Case Presentation: A 33-year-old woman with a past medical history of a calcaneal fracture requiring internal fixation complicated by poor wound healing and repair with a free flap, and polymicrobial osteomyelitis on home amoxicillin-clavulanate and IV daptomycin presented with three days of fevers, chills, and generalized malaise. She reported adherence to her home antibiotic regimen. She was tachycardic with a pulse of 113, and her right heel had a warm, nontender free flap with intact sutures and scant oozing. Her initial white blood cell count was 6.9K/uL, which decreased to 2.3K/uL the following day. She had a lactic acid of 2.1 mmol/L, an erythrocyte sedimentation rate of 29 mm/hr, an AST 67 units/L, and ALT of 140 units/L. An MRI revealed a new 3.9 cm soft tissue fluid collection near the Achilles tendon but was otherwise unchanged from prior and suspicious for osteomyelitis. Aspiration of the fluid pocket yielded serosanguinous fluid which did not harbor any bacteria by microscopy or culture. Both the orthopedic surgeon and plastic surgeon felt that the patient’s exam and imaging was not consistent with a recurrent infection of her heel. Cultures from the peripherally inserted central catheter (PICC) grew Pantoea species, with a time to detection of 7.53 hours. Peripheral cultures grew the same, with a time to detection of 11.04 hours. The patient was diagnosed with bacteremia secondary to a central line infection, the PICC was removed, and follow up blood cultures at 72 hours demonstrated clearance of the infection. Symptoms resolved shortly after removal of the line and initiation of broad-spectrum antibiotics. She was discharged home on an oral antibiotic regimen consisting of levofloxacin and metronidazole.

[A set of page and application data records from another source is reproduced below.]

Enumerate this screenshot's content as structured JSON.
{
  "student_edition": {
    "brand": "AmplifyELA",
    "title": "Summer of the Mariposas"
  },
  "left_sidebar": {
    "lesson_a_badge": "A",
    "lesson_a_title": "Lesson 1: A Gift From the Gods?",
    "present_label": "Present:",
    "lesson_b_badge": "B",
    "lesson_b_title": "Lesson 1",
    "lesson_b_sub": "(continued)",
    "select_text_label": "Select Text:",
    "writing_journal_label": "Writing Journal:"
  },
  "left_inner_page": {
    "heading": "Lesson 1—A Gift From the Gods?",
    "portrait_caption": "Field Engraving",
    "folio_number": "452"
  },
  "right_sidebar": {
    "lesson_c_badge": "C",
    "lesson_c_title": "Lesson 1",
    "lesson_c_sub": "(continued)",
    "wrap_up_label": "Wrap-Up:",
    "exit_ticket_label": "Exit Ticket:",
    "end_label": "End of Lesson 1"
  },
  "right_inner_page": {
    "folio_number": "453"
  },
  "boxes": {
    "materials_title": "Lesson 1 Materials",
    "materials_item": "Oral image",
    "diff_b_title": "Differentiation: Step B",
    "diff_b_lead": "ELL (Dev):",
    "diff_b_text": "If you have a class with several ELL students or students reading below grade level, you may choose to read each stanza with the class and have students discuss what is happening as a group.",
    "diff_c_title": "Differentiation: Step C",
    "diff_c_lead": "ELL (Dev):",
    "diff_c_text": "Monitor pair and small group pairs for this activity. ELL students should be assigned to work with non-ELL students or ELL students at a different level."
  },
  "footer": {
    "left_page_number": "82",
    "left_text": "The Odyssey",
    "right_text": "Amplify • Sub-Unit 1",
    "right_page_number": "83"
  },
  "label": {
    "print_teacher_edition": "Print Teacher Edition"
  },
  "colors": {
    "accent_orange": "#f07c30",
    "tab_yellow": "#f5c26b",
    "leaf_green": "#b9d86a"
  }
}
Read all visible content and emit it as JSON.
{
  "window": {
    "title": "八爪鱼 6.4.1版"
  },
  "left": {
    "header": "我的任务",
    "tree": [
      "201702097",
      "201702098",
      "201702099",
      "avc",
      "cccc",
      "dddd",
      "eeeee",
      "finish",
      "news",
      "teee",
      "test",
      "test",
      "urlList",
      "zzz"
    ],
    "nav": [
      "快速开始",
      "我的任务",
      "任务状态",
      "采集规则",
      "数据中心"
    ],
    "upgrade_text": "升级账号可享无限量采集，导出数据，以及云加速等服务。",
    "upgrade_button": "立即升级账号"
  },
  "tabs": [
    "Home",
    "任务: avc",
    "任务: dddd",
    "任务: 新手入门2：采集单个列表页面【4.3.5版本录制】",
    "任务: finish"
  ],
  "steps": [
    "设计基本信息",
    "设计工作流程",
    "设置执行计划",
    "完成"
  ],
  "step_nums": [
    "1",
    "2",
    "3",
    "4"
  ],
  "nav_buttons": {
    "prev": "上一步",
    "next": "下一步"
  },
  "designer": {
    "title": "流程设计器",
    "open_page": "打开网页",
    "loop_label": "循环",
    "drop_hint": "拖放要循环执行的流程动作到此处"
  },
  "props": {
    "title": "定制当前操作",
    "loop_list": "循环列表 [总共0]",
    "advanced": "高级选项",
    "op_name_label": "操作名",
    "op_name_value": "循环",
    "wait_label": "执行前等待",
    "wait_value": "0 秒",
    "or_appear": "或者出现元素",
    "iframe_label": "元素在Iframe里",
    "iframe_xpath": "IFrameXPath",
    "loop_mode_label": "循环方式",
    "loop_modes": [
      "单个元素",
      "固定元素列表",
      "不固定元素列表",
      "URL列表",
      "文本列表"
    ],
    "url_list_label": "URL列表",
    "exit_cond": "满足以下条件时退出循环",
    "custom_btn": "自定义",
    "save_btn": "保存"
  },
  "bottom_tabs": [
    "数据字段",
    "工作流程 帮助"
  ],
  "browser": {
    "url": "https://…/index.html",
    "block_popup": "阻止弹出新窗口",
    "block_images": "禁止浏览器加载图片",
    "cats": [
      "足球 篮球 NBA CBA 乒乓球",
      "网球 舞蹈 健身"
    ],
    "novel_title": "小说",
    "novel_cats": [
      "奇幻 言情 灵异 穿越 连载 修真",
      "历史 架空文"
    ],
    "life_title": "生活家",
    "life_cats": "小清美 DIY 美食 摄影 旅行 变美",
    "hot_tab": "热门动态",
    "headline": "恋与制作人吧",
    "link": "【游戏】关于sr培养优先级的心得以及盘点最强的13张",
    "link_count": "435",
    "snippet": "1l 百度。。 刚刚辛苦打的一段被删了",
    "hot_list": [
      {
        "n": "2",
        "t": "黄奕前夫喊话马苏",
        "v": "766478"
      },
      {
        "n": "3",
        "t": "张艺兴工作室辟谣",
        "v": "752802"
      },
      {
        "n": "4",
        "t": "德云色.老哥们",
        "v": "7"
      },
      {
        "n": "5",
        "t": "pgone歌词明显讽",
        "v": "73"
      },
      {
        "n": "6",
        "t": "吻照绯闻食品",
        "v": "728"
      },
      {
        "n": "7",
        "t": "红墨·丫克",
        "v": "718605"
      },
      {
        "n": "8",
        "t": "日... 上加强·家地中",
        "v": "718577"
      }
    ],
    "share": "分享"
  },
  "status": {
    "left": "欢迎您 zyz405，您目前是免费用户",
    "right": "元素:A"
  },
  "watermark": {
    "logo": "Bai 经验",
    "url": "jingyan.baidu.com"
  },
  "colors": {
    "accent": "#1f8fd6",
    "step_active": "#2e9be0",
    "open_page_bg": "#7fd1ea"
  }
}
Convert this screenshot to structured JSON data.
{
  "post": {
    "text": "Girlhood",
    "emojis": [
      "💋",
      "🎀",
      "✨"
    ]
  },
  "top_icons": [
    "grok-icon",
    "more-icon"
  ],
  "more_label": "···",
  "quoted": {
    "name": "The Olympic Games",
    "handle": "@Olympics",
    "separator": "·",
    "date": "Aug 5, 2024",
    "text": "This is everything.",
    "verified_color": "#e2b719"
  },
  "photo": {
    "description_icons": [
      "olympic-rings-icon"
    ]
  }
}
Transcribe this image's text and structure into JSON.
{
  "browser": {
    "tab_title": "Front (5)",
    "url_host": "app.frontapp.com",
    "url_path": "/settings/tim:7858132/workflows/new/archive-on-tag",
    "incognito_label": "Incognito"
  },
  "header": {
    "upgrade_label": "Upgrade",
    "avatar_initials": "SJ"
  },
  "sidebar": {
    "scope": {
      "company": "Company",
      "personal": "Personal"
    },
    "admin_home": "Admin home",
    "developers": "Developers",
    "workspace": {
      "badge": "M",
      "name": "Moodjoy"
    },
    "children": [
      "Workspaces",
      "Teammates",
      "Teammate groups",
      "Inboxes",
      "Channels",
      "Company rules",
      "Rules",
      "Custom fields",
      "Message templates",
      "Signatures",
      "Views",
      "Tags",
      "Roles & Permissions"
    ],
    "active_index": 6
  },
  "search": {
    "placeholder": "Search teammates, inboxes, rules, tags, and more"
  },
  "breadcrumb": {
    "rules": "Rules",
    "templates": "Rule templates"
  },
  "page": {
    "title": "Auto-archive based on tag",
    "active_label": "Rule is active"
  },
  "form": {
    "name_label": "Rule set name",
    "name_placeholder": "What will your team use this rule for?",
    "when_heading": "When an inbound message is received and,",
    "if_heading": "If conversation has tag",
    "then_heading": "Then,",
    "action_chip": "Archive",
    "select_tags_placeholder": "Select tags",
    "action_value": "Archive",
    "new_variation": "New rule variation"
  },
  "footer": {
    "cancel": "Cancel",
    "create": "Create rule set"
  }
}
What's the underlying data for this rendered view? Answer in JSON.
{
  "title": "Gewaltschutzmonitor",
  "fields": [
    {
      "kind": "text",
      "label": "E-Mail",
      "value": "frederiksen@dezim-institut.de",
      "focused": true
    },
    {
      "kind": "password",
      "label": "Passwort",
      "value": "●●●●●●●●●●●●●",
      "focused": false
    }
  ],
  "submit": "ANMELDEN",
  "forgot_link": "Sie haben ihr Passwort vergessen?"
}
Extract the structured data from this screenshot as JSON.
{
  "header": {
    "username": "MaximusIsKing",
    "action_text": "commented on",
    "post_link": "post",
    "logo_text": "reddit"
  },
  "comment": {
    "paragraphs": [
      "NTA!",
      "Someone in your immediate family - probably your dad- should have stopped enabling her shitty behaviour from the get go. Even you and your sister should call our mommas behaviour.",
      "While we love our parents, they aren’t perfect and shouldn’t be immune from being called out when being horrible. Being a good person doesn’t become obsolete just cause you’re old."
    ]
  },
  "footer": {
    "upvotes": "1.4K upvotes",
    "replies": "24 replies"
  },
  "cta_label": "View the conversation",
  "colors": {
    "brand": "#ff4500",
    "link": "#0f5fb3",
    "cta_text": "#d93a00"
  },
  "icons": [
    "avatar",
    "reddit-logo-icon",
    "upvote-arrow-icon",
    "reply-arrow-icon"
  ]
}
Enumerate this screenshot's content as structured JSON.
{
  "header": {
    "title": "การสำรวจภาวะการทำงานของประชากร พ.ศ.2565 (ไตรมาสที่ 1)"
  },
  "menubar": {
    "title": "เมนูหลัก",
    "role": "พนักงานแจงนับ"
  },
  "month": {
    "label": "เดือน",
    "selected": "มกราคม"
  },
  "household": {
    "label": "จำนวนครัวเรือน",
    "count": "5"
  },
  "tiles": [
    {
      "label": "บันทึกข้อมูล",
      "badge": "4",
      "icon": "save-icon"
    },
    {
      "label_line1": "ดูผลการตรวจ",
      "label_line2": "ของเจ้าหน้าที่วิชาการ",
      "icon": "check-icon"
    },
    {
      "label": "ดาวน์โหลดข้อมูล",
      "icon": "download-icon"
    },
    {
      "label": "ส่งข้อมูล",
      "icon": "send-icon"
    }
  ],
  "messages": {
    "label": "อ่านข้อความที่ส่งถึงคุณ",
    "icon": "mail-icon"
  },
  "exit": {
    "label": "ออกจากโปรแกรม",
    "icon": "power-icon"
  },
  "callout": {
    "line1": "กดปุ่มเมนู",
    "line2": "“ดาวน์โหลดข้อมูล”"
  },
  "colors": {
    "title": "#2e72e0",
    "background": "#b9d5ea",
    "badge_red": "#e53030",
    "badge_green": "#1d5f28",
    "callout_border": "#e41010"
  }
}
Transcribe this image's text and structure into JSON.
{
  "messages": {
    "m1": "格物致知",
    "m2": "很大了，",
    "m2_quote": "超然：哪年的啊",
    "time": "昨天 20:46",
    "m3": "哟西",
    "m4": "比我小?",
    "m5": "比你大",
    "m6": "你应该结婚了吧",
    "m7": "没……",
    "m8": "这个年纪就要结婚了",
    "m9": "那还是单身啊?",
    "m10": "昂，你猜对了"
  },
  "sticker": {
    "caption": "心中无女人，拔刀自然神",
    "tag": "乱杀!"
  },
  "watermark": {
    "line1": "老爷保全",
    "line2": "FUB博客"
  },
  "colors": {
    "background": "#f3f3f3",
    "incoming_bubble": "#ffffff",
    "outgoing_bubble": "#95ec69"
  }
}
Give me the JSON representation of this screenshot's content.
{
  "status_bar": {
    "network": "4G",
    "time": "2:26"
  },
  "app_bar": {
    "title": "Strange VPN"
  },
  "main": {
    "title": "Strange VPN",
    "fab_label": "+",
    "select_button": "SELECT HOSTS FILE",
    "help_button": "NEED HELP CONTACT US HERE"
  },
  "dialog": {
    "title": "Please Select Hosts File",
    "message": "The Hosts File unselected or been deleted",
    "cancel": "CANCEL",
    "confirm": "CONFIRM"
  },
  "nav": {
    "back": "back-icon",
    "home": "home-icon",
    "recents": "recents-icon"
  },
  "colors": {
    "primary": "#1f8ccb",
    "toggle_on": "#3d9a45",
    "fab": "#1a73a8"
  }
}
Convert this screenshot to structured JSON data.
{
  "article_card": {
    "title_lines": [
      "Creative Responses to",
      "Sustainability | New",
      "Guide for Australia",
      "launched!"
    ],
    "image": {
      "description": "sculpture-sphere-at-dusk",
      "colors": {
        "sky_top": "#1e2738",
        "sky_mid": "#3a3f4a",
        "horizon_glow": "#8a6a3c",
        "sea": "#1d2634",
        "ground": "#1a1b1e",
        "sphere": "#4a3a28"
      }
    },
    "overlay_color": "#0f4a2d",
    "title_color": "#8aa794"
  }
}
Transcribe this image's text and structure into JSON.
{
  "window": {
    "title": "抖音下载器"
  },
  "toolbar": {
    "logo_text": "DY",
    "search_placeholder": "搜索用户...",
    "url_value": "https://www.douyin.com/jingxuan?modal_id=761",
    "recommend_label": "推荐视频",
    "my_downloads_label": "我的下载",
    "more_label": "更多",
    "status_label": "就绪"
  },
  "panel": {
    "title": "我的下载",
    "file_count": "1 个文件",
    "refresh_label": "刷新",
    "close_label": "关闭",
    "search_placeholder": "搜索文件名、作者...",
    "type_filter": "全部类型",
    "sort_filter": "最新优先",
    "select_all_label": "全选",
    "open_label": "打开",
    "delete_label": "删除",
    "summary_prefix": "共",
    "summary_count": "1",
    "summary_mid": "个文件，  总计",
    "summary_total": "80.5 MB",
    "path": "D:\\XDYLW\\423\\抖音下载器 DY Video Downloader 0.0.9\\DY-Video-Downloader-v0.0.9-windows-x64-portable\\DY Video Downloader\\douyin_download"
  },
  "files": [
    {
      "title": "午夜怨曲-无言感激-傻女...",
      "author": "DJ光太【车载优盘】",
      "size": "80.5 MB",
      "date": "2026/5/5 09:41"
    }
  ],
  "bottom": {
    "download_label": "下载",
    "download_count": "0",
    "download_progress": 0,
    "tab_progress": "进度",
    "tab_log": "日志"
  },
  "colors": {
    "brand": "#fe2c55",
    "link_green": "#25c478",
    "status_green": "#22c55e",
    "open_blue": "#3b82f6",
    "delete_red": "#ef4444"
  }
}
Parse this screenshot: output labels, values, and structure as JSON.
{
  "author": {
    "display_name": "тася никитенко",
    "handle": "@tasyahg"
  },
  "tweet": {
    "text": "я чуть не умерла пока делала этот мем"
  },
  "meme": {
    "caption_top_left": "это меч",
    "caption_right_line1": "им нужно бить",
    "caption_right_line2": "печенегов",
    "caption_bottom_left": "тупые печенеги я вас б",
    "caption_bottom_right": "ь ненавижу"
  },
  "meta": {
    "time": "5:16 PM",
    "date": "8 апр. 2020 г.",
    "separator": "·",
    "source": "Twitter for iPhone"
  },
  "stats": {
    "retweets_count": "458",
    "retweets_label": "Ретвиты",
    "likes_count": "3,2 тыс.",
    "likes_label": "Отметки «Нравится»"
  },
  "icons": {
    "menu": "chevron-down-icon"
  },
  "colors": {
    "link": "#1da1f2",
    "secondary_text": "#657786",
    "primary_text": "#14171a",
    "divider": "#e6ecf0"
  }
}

Discussion: The source of infection was initially assumed to be the patient’s calcaneus, which had previously been affected by polymicrobial osteomyelitis. However, an appropriately broad initial workup led us to identify the PICC as the actual source of infection and resulted in the timely treatment of the patient. The use of a PICC for outpatient parenteral therapy (OPAT) is broadly utilized to reduce hospital length of stay, but does come with risk including infection. The organism was further identified as Mixta calida, formerly Pantoea calida. This member of Enterobacteriaceae is a plant pathogen that was also isolated from infant formula in 2010. There have been three other published case reports since 2014 of this organism as a human pathogen: post-surgical meningitis, an implantable cardioverter defibrillator infection, and bacteremia in a patient with metastatic gastric cancer. This case is the first reported Mixta calida central line infection. Our specimen was sensitive to all antibiotics tested, but there has been a report of ampicillin resistant Mixta calida. Mixta calida appears to represent a rare but rising cause of infection. The source of our patient’s exposure to this organism was not identified.

Conclusions: Use of a PICC for OPAT is common but represents an infection risk, and any patient presenting with sepsis and a PICC in place must be evaluated for a line infection. Even in patients in whom a source of infection may appear obvious, a thorough evaluation is vital to making the correct diagnosis.